 Attendees included Ice The Beef's Chaz Carmon, who made sure not to come alone. Leigh Busby Photo. 

Attendees included Ice The Beef's Chaz Carmon, who made sure not to come alone. Leigh Busby Photo. 

“We’re proud we moved the festival to feature the true epicenter of the neighborhood,” said co-organizer David Weinreb, a teacher at Fair Haven School, after the festival. “This is just a reminder that our community is full of talent, beauty, resources, expertise, and of course, cause for celebration.”

Those causes for celebration packed the street, attendees exuberant beneath Saturday’s climbing temperatures. At one booth, a volunteer from EcoWorks CT chatted with passers-by about creative reuse, showing off the organization’s mission as it enters its fourth year on State Street.

As she helped cut out designs, kids and adults made origami from old maps and newspapers, rag dolls from scraps of cloth, and dioramas in emptied tennis ball containers. As pint-sized Fair Haveners gathered to craft, the volunteer filled the diaroramas with recycled paper, plastic and donated toys.
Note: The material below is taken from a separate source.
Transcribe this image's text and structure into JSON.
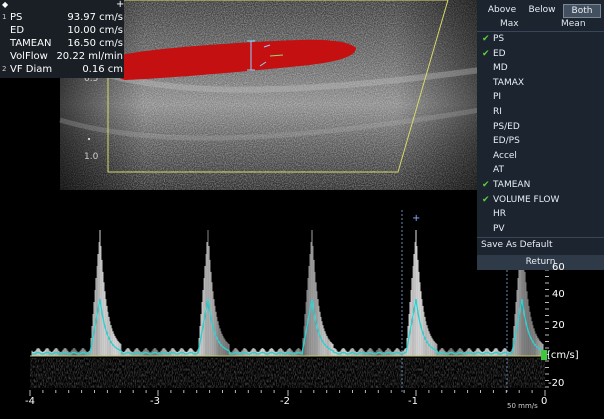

Just a few paces away, families climbed into the New Haven Free Public Library’s (NHFPL) bookmobile, greeted by a small collection of books ready to be borrowed, and a chance to register for their own—and sometimes first—library cards. Inside, librarian Amanda DeRosa greeted attendees cheerfully, offering book suggestions and help getting started with how to borrow from one’s local library. 
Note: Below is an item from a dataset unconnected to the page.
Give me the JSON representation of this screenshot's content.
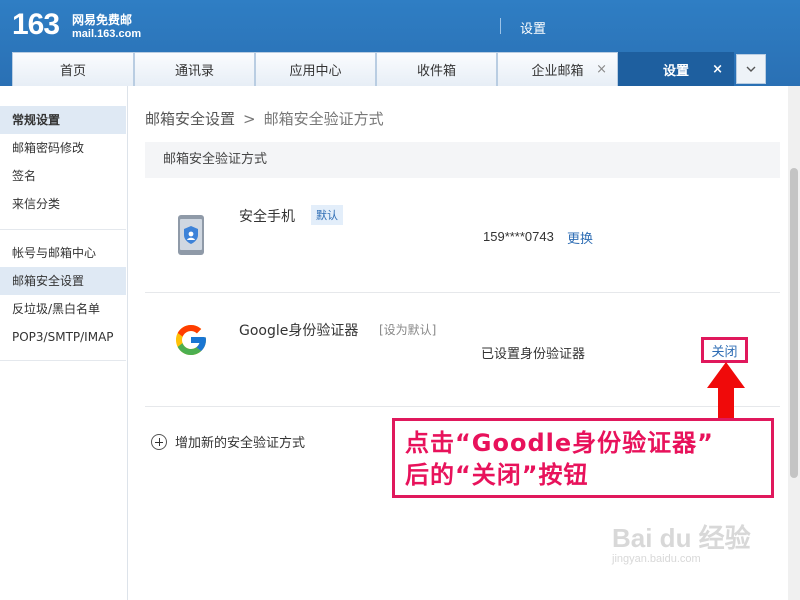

 “It’s good to be around to convince people to read,” she said of the bookmobile’s presence at the festival. “And if you can sign up just a few people for library cards, then it’s worth it.” 

On the stage, the festival picked up, families gathering to watch as a rotating cast of performers sang songs, spun minimal costumes into big stories, and danced the afternoon away. From Alliance Children's Theatre’s (ACT) performance of “Bebop with Aesop” to musician Thabisa, artists captivated with forms of creative and musical storytelling.

 Leigh Busby Photo. 

Leigh Busby Photo. 

Taking the stage in the heat of the day, Kevin Diaz’ Movimiento Cultural Afro-Continental (pictured above) drew a small crowd, attendees of all ages looking on as skirts whooshed in the heat, carried by a propulsive drumbeat. 

There was one pop-up element—a pop-up bike lane from New Haven Bike Month, assembled with the neighborhood celebration in mind. Among free bike repair from the Devil’s Gear Bike Shop and Bradley Street Bicycle Co-Op (BSBC), helmet fittings, and a bike giveaway, students and volunteers from Fair Haven School, New Haven Promise, and Squash Haven gathered to build the lane. 

As they worked, a new sort of Fair Haven family unfolded around them, and across the park. New friends, longtime Fair Haveners, and community organizers introduced themselves to each other, groups like Ice The Beef and 108 Monkeys making new connections.

 The pop-up bike lane takes shape. New Haven Bike Month Photo. 

The pop-up bike lane takes shape. New Haven Bike Month Photo. 

Kids headed into the park and lined up by the climbing wall, ready to take on the afternoon. Parents bounced around the street with them, unimpeded by cars. In purple shirts, organizers dotted the festival, making sure everything was running smoothly. And ultimately, it did. 

“With a new location and exciting performers, the festival felt like a new event,” said Co-Organizer Juancarlos Soto after the event. “It was exciting to see people enjoying with us food, local live music, bike activities, tours around Fair Haven and all of the many activities we had. The festival felt like a great success. I myself could not stop smiling through it."